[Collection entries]

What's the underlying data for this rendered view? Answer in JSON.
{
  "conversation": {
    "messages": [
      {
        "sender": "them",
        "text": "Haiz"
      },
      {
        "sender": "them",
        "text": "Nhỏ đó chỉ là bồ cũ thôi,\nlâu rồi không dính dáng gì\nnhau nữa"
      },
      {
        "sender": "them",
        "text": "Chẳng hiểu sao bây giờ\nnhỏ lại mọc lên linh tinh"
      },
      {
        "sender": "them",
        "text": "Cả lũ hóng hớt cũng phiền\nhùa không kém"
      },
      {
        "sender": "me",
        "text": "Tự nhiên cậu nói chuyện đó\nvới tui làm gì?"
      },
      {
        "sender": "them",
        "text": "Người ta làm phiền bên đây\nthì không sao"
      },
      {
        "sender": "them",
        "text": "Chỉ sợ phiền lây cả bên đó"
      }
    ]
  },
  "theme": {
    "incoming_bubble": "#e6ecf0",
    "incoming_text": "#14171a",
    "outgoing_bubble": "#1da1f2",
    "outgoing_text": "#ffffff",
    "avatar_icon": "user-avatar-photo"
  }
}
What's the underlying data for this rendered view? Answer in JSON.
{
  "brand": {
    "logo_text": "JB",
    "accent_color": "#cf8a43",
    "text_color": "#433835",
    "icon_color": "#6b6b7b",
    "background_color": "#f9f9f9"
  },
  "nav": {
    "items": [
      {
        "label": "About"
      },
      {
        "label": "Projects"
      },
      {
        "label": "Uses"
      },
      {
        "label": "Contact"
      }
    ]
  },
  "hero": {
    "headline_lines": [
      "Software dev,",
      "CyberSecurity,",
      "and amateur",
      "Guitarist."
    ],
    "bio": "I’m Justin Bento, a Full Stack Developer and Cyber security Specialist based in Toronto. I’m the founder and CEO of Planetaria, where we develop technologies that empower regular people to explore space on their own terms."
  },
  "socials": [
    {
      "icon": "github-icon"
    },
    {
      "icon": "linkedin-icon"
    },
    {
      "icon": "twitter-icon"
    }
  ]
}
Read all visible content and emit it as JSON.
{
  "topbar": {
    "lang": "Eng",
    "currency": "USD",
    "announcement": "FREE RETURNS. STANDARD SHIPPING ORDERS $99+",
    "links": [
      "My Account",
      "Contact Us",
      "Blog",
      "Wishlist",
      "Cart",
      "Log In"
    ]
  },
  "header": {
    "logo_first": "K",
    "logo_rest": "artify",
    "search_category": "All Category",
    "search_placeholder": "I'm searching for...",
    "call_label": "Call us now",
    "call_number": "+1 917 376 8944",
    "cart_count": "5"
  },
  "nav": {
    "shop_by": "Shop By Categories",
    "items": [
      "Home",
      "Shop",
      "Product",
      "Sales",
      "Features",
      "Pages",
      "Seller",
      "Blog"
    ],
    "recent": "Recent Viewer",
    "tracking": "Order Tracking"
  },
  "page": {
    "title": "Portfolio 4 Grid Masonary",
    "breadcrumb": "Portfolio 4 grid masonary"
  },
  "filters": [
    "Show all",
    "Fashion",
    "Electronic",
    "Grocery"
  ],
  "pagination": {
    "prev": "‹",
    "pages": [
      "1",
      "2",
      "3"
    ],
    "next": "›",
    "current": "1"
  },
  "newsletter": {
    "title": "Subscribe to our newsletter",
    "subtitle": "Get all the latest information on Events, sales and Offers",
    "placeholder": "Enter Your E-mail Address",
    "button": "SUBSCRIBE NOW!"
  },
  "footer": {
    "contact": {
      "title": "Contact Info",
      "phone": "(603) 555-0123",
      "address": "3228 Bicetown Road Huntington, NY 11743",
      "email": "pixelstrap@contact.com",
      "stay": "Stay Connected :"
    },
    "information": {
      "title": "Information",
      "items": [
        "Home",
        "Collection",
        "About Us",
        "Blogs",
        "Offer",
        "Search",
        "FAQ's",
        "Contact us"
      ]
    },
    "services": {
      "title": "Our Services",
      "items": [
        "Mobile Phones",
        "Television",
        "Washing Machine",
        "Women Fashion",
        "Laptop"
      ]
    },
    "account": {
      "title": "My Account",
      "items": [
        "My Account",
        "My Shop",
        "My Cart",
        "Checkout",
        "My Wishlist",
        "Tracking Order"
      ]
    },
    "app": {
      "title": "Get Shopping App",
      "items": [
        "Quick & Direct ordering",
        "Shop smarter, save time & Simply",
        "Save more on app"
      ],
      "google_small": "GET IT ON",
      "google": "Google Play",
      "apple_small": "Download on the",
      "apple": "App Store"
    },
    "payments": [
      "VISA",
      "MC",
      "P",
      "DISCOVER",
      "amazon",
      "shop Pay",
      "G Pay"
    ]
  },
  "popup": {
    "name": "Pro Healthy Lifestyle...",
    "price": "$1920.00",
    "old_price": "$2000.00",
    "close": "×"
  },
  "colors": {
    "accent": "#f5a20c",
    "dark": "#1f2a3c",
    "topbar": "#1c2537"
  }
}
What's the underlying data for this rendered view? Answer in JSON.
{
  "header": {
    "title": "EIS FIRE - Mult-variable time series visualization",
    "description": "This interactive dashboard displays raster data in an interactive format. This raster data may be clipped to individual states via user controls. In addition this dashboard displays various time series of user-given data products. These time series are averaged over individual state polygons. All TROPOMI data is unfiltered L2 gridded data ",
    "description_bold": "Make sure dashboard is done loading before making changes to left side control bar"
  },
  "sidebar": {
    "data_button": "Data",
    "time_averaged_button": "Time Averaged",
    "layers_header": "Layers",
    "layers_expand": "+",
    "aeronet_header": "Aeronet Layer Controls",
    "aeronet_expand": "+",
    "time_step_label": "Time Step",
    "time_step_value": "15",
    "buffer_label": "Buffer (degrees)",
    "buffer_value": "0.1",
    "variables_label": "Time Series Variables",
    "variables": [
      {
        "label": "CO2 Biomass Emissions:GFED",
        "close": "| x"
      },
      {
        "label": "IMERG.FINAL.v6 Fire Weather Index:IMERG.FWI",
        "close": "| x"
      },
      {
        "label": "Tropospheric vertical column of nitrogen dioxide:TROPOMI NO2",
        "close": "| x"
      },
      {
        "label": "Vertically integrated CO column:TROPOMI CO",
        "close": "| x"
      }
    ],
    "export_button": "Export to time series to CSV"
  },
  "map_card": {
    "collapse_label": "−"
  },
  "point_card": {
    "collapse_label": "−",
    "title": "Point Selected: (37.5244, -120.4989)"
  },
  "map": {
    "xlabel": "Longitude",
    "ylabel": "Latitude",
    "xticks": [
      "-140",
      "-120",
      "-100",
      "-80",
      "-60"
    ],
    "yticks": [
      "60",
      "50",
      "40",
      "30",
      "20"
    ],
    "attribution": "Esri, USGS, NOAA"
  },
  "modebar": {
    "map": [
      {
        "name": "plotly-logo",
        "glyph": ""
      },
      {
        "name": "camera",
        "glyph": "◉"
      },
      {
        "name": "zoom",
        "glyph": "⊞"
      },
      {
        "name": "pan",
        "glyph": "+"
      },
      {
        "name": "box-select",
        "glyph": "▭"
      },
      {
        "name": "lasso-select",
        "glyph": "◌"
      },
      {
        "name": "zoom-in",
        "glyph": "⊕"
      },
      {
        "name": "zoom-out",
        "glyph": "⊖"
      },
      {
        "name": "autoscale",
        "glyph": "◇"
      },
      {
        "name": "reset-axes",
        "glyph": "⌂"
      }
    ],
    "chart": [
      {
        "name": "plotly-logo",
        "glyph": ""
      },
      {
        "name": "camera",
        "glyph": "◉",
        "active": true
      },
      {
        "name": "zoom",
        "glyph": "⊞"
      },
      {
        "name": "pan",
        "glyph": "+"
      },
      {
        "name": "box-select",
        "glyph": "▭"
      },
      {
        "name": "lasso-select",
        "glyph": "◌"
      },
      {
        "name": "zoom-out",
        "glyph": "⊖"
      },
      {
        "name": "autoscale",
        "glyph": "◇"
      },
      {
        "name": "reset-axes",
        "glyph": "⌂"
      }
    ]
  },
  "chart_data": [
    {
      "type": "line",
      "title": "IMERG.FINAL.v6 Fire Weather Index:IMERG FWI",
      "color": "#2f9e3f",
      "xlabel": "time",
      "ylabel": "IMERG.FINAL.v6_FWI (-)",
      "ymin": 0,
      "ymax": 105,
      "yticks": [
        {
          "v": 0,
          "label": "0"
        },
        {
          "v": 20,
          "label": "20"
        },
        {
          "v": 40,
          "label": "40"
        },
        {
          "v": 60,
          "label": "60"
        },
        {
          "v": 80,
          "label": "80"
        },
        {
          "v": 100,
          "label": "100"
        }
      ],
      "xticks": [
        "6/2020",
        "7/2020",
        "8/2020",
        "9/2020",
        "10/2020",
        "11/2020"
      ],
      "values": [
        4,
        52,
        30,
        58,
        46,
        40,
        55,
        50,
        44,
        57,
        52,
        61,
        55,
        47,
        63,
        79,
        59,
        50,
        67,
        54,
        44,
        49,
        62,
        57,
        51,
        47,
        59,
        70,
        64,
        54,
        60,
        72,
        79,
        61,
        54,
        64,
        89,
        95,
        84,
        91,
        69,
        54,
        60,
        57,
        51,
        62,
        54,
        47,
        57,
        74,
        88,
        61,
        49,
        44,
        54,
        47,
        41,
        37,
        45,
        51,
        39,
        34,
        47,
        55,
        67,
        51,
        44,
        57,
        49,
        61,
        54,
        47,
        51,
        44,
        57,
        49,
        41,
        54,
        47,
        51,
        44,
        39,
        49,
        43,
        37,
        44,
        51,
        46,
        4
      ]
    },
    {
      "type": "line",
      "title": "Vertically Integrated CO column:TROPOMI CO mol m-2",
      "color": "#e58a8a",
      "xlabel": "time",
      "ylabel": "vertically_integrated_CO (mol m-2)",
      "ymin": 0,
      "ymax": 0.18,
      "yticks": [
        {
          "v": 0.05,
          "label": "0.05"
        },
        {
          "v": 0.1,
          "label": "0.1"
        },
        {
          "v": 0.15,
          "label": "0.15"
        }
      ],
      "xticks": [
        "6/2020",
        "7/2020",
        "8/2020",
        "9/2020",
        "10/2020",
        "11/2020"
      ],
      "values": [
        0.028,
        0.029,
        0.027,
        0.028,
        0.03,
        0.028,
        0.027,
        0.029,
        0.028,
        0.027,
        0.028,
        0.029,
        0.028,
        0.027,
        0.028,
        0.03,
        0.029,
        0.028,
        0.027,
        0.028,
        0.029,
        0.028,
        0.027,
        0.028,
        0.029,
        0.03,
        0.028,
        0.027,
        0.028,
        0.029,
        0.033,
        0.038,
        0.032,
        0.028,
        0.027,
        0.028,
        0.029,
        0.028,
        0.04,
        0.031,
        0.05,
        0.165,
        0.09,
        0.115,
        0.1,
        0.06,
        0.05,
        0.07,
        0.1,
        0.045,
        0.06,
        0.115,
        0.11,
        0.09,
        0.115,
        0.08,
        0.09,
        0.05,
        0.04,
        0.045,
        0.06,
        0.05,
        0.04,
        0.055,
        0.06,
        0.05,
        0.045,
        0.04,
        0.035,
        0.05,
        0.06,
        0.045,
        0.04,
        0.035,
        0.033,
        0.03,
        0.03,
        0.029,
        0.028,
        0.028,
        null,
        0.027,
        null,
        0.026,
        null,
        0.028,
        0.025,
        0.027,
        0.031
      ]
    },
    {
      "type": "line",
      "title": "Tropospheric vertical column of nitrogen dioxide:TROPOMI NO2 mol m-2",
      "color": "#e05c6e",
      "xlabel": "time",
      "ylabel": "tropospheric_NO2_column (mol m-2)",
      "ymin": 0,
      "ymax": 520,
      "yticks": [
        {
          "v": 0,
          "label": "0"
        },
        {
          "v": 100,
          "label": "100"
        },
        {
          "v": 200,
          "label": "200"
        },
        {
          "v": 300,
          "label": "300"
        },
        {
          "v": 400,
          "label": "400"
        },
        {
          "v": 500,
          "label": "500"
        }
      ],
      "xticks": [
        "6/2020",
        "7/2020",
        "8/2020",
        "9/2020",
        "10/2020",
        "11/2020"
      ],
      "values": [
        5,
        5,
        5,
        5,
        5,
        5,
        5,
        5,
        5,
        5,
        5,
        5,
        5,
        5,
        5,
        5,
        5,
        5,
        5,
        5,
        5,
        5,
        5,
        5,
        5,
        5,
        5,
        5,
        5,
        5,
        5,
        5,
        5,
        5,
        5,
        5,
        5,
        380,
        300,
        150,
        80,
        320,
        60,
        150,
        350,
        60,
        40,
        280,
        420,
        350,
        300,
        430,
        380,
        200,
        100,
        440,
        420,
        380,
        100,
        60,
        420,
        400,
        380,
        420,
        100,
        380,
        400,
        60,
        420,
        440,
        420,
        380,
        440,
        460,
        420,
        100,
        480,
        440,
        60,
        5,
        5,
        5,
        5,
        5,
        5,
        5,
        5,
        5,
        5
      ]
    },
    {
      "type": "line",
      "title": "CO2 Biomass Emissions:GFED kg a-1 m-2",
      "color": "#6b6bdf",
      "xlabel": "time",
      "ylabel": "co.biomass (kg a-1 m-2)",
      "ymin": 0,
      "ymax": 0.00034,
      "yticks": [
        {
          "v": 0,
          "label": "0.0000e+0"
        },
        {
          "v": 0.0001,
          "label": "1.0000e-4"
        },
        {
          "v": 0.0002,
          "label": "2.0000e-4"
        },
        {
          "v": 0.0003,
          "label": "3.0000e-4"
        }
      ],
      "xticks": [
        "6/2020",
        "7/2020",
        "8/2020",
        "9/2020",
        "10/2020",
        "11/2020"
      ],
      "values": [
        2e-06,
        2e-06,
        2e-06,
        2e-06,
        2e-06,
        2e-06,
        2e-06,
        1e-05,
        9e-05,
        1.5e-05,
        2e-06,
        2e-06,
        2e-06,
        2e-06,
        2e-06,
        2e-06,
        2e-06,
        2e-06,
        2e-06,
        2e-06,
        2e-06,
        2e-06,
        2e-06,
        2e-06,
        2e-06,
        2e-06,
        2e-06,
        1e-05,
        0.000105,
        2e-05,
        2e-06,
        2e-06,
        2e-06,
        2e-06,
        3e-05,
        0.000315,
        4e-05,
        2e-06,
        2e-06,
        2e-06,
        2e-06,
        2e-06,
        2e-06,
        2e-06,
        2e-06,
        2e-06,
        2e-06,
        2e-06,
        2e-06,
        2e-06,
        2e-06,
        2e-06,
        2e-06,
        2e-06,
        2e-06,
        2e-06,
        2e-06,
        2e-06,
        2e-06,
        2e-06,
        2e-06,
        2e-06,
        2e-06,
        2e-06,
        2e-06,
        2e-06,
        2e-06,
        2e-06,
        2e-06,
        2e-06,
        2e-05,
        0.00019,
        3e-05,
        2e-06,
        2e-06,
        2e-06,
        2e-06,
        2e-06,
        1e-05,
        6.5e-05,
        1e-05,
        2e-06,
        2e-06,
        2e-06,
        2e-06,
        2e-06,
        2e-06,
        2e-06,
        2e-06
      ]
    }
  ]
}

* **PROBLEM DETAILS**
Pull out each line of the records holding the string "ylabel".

* **ANSWER BOX**
    "ylabel": "Latitude",
      "ylabel": "IMERG.FINAL.v6_FWI (-)",
      "ylabel": "vertically_integrated_CO (mol m-2)",
      "ylabel": "tropospheric_NO2_column (mol m-2)",
      "ylabel": "co.biomass (kg a-1 m-2)",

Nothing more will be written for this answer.